What key elements of employee engagement are organisations getting right?
What they are getting right is to realise the need to have it, and the government supports this too – ‘The Right to Development’ aspect of the Vision 2030 will significantly boost employee engagement.
 
Qatar Gas and Qatar Petroleum, for example, have taken a very comprehensive approach towards employee engagement, and have been doing this for over a decade. They hire, develop and promote local nationals in a very systematic fashion – and offer overseas placement, education, mentoring, challenging roles, etc. This has resulted in some excellent local leaders who have taken C-level roles in other big organisations.
 
Milaha – a maritime and logistics company – also has excellent trainee development programmes, which include sponsorship of higher education, on-the-job training and coaching. This is supported by a strong management culture from the top, to treat employees fairly. They are outperforming the market by at least 50 per cent on attrition. Their attrition rate is in single digits compared to the market average of 16 per cent, according to an Aon report.
 
Recent reports suggests Qatari organisations do not understand the needs of nation’s graduates – going on to say that thousands of graduates are unable to find proper jobs.
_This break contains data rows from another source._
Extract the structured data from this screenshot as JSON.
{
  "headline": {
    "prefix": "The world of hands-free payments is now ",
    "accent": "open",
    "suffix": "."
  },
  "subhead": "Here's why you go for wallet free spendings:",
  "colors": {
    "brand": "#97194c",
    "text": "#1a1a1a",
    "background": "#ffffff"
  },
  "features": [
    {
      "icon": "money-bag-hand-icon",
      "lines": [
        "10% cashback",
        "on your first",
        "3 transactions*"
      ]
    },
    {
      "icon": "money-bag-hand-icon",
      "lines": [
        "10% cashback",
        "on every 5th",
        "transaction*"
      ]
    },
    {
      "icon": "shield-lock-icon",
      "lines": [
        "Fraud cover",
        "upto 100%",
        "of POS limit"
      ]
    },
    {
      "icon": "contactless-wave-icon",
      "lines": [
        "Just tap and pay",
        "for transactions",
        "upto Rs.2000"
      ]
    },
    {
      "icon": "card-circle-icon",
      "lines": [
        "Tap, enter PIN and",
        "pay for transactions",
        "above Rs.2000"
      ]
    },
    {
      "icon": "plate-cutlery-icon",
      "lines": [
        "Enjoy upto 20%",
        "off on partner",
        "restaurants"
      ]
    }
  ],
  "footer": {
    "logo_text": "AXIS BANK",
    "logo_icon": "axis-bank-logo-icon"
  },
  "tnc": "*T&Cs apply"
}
The market has certainly taken a beating, and there are fewer opportunities. But some graduates also have unrealistic expectations – they expect managerial or senior roles as their first job, which is simply not possible.
 
Not all organisations have spent enough time understanding and developing an employee value proposition for nationals, nor do they have a varying employee engagement strategy to meet the needs of different age groups. Unfortunately, many employers still take the attitude that they merely have to ‘meet a quota’, so they lack meaningful programmes to develop future leaders. As per the data, Qatari nationals demonstrate a strong desire to achieve high-level managerial positions as quickly as possible, with 72 per cent of Qatari youth regarding their current role as a step to their next job.